As we noted earlier this week, police officers and federal agents are increasingly using suspects' Face ID function to unlock their iPhones during criminal investigations. Thus far, there's been no case of someone refusing such a request, but could law enforcement force you to use your face to unlock your phone, or, worse, could they trick you into unlocking it just by looking at it?

After twice being denied presidential permits to build the Keystone XL Pipeline connecting Alberta, Canada to America's Gulf Coast, the third time was a charm for TransCanada. In fact, it was President Donald Trump who, in his first week in office, signed an executive memorandum "invit[ing] TransCanada ... to promptly re-submit its application to the Department of State for a Presidential permit for the construction and operation of the Keystone XL Pipeline."

And while Trump promised the pipelines would "use materials and equipment produced in the United States, to the maximum extent possible," that didn't address the lack of environmental impact analyses, according to a recent lawsuit trying to block the Keystone XL project.

Patients With Passports: Is Medical Tourism Legal?

The health care industry is in a state of flux, and not just over the Affordable Care Act. Medical tourism, when patients travel to foreign countries for medical care, is a burgeoning trend. In 2014, 1.4 million Americans embarked on medical tourism, and that figure is expected to climb.

Some travel abroad to get procedures that have not been FDA approved here in the U.S., such as stem cell therapy and assisted suicide. But medical tourism is not just for the rich and risky. It is now the option of choice for lower income and under-insured patients that can only afford a $12,000 Thai heart bypass instead of a $210,000 one here in the U.S.

The largest U.S. health insurance companies will now cover medical tourism costs, including healthcare and travel fees for patients and companions. Anthem Blue Cross, BlueShield, UnitedHealth Group, WellPoint, Humana, and a host of others will cover these costs for customers. Should you go for your next procedure?
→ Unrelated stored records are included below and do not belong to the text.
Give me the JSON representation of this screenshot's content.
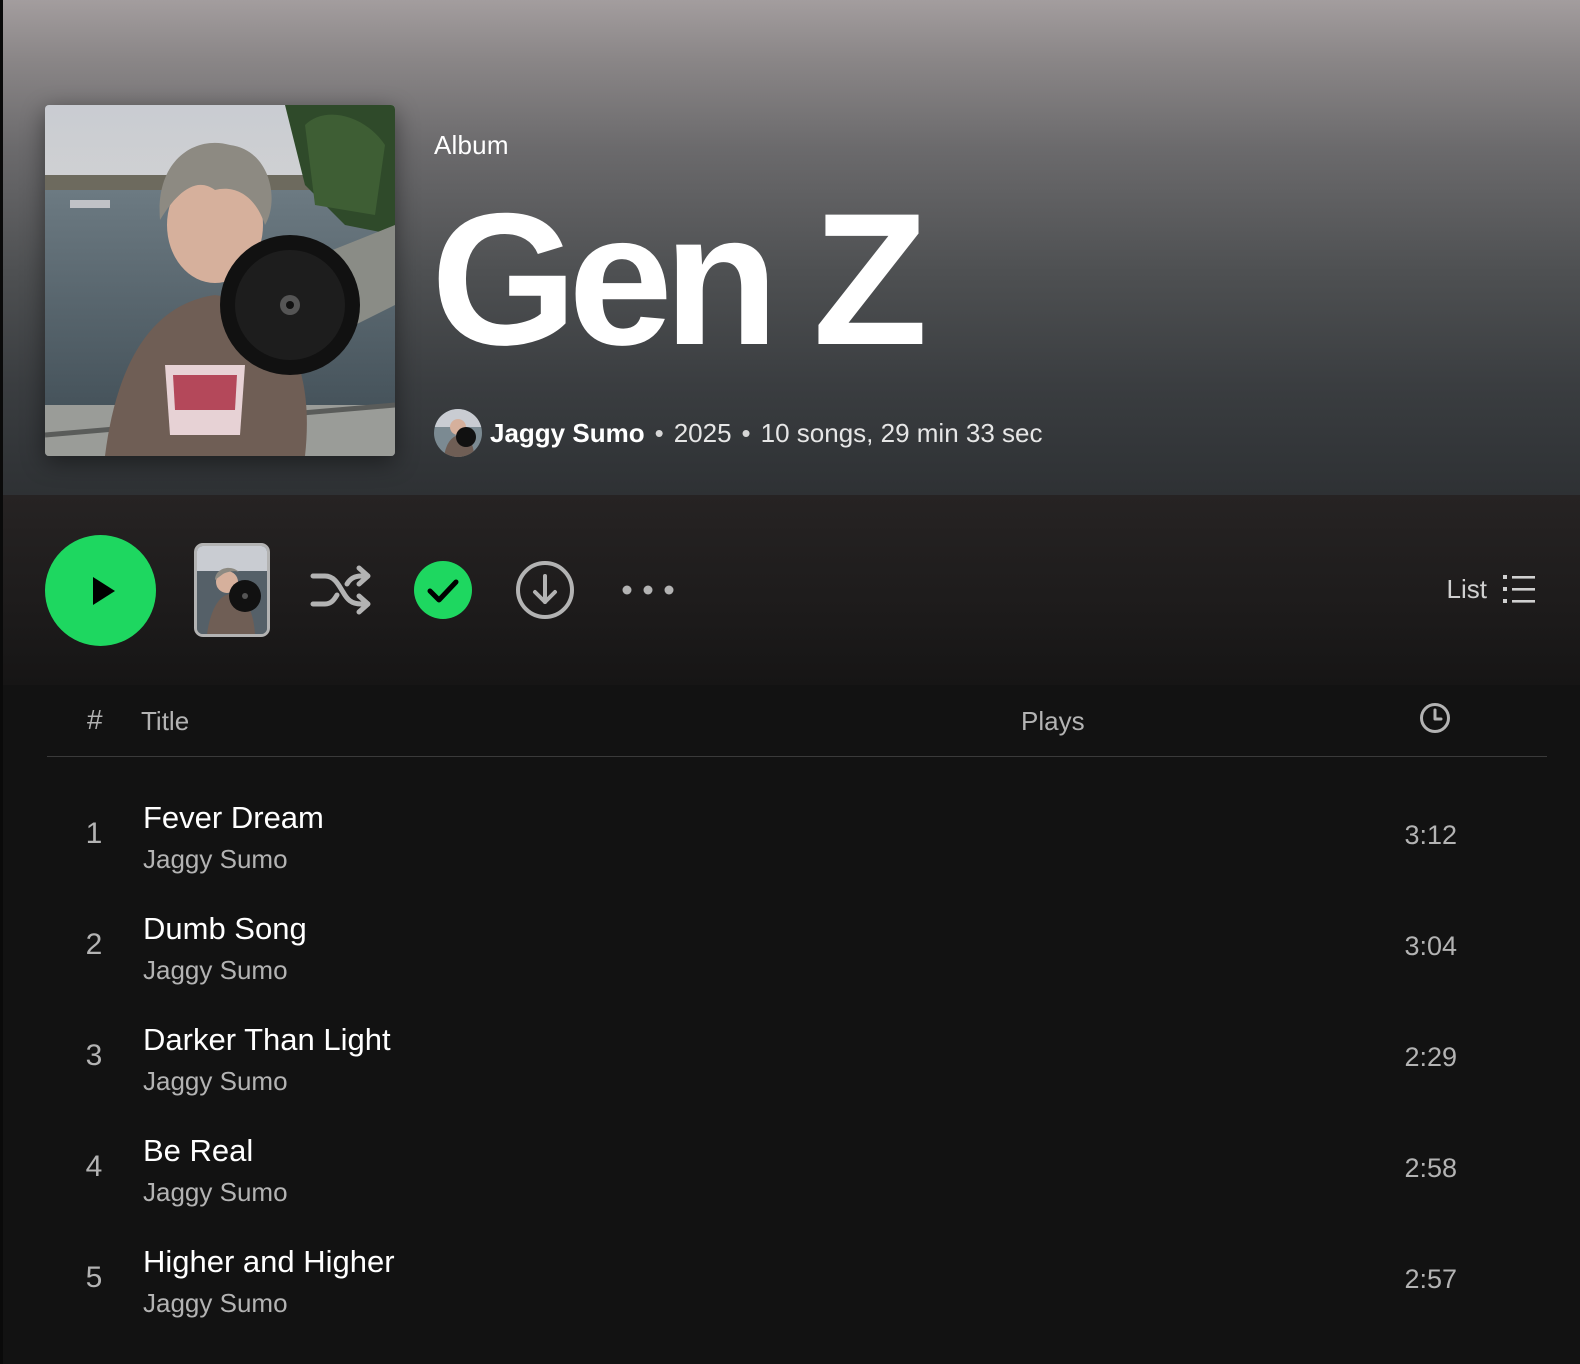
{
  "album": {
    "type_label": "Album",
    "title": "Gen Z",
    "artist": "Jaggy Sumo",
    "separator": "•",
    "year": "2025",
    "stats": "10 songs, 29 min 33 sec"
  },
  "actions": {
    "view_label": "List",
    "icons": [
      "play-icon",
      "shuffle-icon",
      "check-icon",
      "download-icon",
      "more-icon",
      "list-view-icon"
    ],
    "accent_color": "#1ed760"
  },
  "table": {
    "header_num": "#",
    "header_title": "Title",
    "header_plays": "Plays",
    "header_duration_icon": "clock-icon"
  },
  "tracks": [
    {
      "num": "1",
      "title": "Fever Dream",
      "artist": "Jaggy Sumo",
      "duration": "3:12"
    },
    {
      "num": "2",
      "title": "Dumb Song",
      "artist": "Jaggy Sumo",
      "duration": "3:04"
    },
    {
      "num": "3",
      "title": "Darker Than Light",
      "artist": "Jaggy Sumo",
      "duration": "2:29"
    },
    {
      "num": "4",
      "title": "Be Real",
      "artist": "Jaggy Sumo",
      "duration": "2:58"
    },
    {
      "num": "5",
      "title": "Higher and Higher",
      "artist": "Jaggy Sumo",
      "duration": "2:57"
    }
  ]
}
Normally, you'd consider a charitable act, like giving food to people who can't afford to eat, something to be praised instead of punished. But you're not Florida.

Pastors, activists, and volunteers have been getting arrested in the Sunshine State for years, for simply feeding the homeless. Or, more specifically, they were arrested for violating city ordinances which impose restrictions on hours of operation and requirements regarding food handling and safety for "social service facilities," which can include setting up tables in a public park and sharing food. But a federal court just ruled that one charity's outdoor food sharing is in fact expressive conduct protected by the First Amendment.

Many addicts are the last to recognize that they have a problem. Others feel that they can solve it themselves, without the need for admission into a full-fledged rehabilitation program. Still, some exasperated parents and siblings may not be willing to wait for a family member to sort out their addictions on their own, and will seek to forcibly institutionalize them.

But is that legal? Can you be compelled to go to rehab against your will?

Legal How-To: Shipping Alcohol

Like a needle in a haystack, you've stumbled upon an amazing bottle of wine at a great price. Delighted to share this discovery with your friend, you decide to buy an extra bottle and ship it. But wait! Not so fast! Shipping alcohol is easier said than done.

This year marks the 30th anniversary of Shark Week. And while some viewers kick back, marvel at the raw beauty and destructive power of sharks, and think, "Thank goodness I don't have to encounter those in my daily life," others are wondering, "Can I get one of those in my living room?"

The answer, perhaps surprisingly, is: It depends on the shark!